Date of Degree
Dramatic Literature, Criticism and Theory | Intellectual Property Law
Digital and networked technologies have intensified our relationship to knowledge: all the world’s information and creativity are so immediately and personally accessible that they become embodied. Into this moment, a new theatrical practice has emerged, what I identify as Read-Write Theatre (after Lawrence Lessig). In Read-Write cultural production, artists sample and speak through the full spectrum of disembodied data that is the internet—text, video, audio, and images. The artists I include in this critical category are marked by their posthuman relationship to knowledge and, most importantly, the ways that their theatrical work confounds contemporary intellectual property law.
In this dissertation, I reframe intellectual property laws as dramaturgies, looking beyond what these laws permit to consider what modes of cultural production they insist. We live in an era of abundance, but the copyright laws that shape theatremaking assume—or even manufacture —a pre-digital notion of scarcity. I begin this project by tracing the legal and dramaturgical limits of copyright, before proposing three alternative models for Read-Write cultural production: a commons-based dramaturgy (Creative Commons), a reception- and aesthetics- based dramaturgy (trademark law), and an epidemiological dramaturgy (memes). In my conclusion, I consider the destabilizing impact that interconnected sensor data and DNA memory research could have on copyright dramaturgy.

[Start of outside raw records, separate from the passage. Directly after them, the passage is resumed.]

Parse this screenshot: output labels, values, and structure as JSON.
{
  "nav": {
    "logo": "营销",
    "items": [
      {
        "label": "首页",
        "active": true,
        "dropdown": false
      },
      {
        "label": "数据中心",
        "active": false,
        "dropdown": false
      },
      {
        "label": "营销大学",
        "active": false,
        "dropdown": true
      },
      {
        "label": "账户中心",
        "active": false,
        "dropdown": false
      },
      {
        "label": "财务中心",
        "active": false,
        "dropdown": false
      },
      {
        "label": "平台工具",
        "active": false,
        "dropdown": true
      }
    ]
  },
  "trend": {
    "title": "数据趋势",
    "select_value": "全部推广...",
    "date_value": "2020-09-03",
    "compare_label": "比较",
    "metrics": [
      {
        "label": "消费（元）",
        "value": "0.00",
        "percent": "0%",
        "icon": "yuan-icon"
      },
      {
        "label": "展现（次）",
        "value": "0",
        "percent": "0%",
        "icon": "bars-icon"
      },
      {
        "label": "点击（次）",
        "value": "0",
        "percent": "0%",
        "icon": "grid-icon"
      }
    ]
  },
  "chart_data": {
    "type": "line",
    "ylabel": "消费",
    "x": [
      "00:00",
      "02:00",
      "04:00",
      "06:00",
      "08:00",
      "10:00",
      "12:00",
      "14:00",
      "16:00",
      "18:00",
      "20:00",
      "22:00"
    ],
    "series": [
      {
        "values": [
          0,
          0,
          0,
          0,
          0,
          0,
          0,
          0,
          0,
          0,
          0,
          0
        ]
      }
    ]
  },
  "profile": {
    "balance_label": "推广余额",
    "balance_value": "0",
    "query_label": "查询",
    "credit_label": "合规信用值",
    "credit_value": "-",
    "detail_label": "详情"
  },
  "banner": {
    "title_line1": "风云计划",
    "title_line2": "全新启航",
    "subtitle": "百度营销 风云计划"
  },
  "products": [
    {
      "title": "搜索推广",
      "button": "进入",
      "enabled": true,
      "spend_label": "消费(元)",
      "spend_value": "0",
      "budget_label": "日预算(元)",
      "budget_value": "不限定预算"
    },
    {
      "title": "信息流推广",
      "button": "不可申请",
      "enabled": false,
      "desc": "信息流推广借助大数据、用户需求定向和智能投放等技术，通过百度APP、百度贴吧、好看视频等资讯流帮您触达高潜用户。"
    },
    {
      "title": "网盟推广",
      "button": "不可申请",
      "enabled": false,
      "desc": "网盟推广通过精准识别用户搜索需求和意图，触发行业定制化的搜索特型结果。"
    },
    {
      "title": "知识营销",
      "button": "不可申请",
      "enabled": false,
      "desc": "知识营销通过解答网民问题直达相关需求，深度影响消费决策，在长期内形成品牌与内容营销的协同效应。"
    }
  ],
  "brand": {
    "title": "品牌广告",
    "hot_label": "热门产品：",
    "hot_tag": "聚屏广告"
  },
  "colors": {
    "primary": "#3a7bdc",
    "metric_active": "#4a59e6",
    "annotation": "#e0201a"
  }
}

Kircher, Andrew, "Dramaturgies of Intellectual Property Law in Read-Write Theatre" (2021). CUNY Academic Works.